The four-star critics make some telling arguments against Berger’s strategic direction. They point out that overspecialization against China degrades the Marine Corps’ traditional mission as a force ready to rapidly deploy anywhere in the world, and that the discarded systems would be useful in surprise conflicts such as the one in Ukraine. They also point out that most of the new systems that Berger wants to buy already are prevalent in the Army, Navy and Air Force. They also observe that the new vision was not coordinated with the combatant commands, the Joint staff, or the nations laying claim to the target islands. There are also concerns regarding the feasibility of resupplying forces once engaged.
Focus on a specific potential enemy is not new to the Marine Corps. Marines developed their expertise in amphibious warfare in the years between the two world wars specifically to conduct operations in an expected conflict with Japan. Even then, there was internal debate over the wisdom of this approach.
At the time, the Marine Corps had been involved in small wars in the jungles of the Caribbean and Central America. The concept of being America’s “force in readiness” was already deeply ingrained in the Corps. However, the difference between then and now is that the capabilities developed to conduct amphibious warfare were additive. The Corps divested itself of nothing to develop amphibious tractors, shore party organizations, and the use of carrier-based aviation as artillery early in landing operations before big guns could come ashore. Today, significant equipment has been retired without guarantees on investment.
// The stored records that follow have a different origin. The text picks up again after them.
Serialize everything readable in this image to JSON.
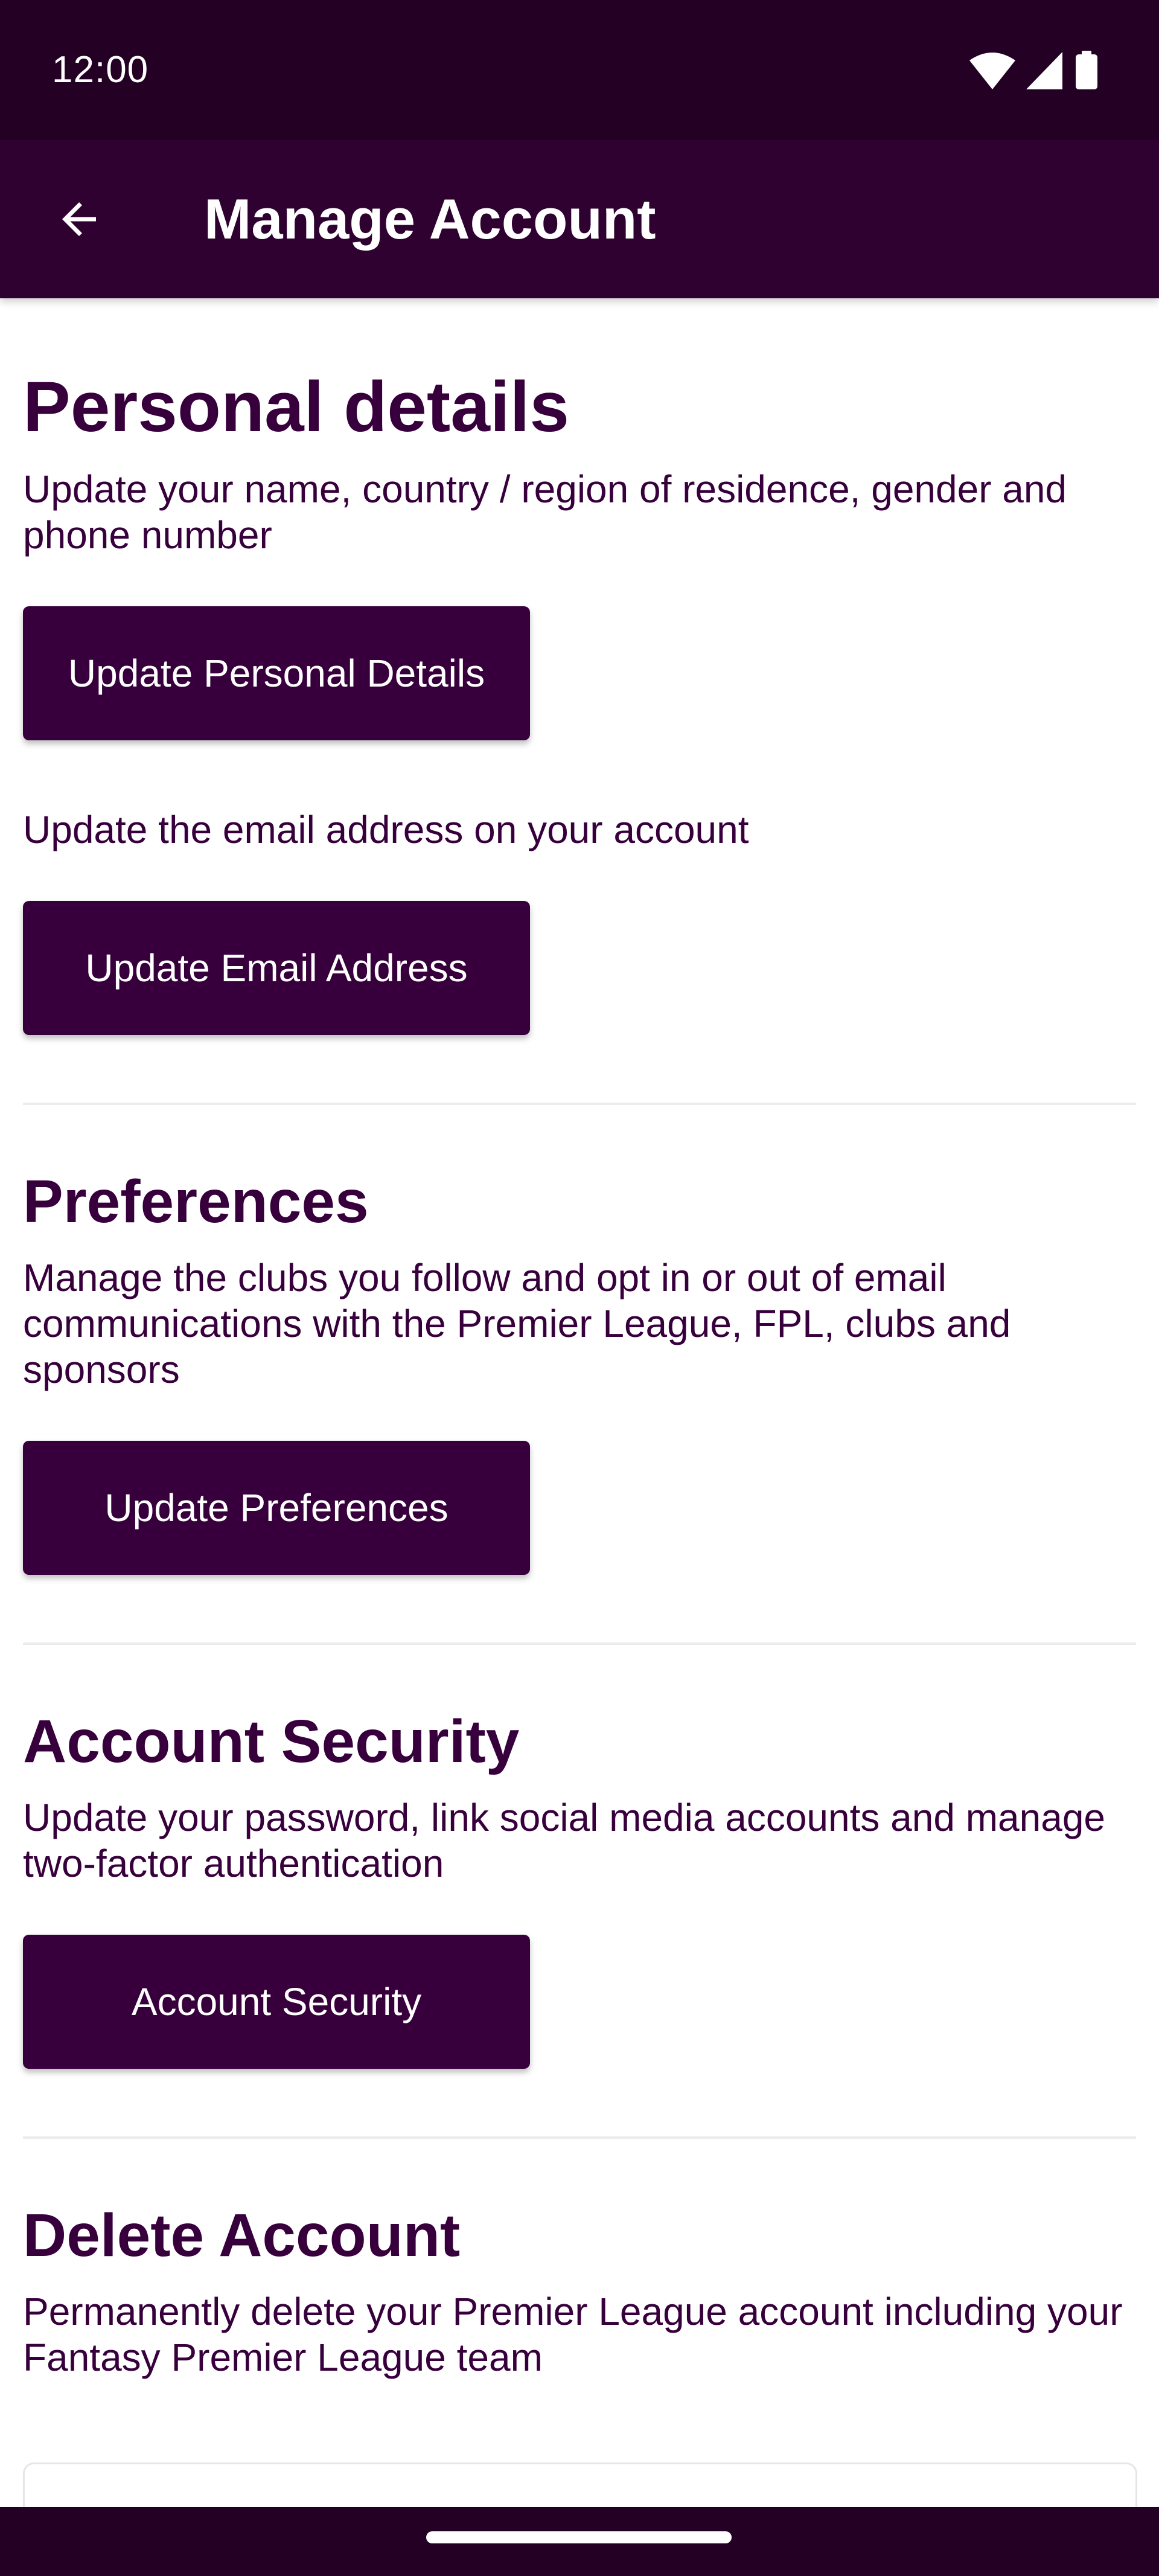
{
  "status_bar": {
    "time": "12:00",
    "icons": [
      "wifi-icon",
      "cell-signal-icon",
      "battery-icon"
    ]
  },
  "app_bar": {
    "title": "Manage Account",
    "back_icon": "arrow-left-icon"
  },
  "sections": {
    "personal": {
      "heading": "Personal details",
      "description": "Update your name, country / region of residence, gender and phone number",
      "button_label": "Update Personal Details",
      "email_description": "Update the email address on your account",
      "email_button_label": "Update Email Address"
    },
    "preferences": {
      "heading": "Preferences",
      "description": "Manage the clubs you follow and opt in or out of email communications with the Premier League, FPL, clubs and sponsors",
      "button_label": "Update Preferences"
    },
    "security": {
      "heading": "Account Security",
      "description": "Update your password, link social media accounts and manage two-factor authentication",
      "button_label": "Account Security"
    },
    "delete": {
      "heading": "Delete Account",
      "description": "Permanently delete your Premier League account including your Fantasy Premier League team"
    }
  },
  "colors": {
    "brand_purple": "#37003c",
    "app_bar": "#2f0131",
    "status_bar": "#230024",
    "background": "#ffffff",
    "divider": "#ececec"
  }
}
Berger’s defenders argue that the current Ukrainian conflict proves that tanks are obsolete. However, despite their success in tank killing, additional tanksm along with jet fighter-bombers, top the Ukrainian wish list for military aid as fighting ratchets up in the Eastern theater of that conflict.
Both the Trump and Biden administrations came to the realization that China has become a near-peer regional military threat, and the Marine Corps should be congratulated for giving serious thought to that fact. However, before further mothballing more hardware, the service should consider an approach that could realize the useful parts of Berger’s vision while avoiding a nasty resource fight with the other services and maintaining the ability of the Marine Corps to fight in unexpected contingencies worldwide.
III Marine Amphibious Force on Okinawa is the organization tasked with carrying out Berger’s strategy. An alternative would be to configure III MEF as a joint task force headquarters with augmentation from the other services to carry out early operations to disrupt China’s anti-access strategy, with the Marine Corps’ new littoral regiments as the nucleus for sub-joint task forces.
The other services would provide the long-range missiles and anti-air capabilities that the 2030 vision requires. III MEF has configured as a joint task force nucleus for real-world joint missions (mostly humanitarian) before and routinely participates in joint exercises in that capacity. This would ease friction with the other services and the combatant command outside of the Indo-Pacific theater.
The chairman of the Joint Chiefs of Staff would do well to sponsor a series of war games that would compare the joint and Marine Corps concepts. Single war games do not validate anything, but a series of four or five might give a good evaluation of the relative merits of both. The results might even challenge the strategic concept of defending the islands. Warfighting strategy is too important to be left to a single service.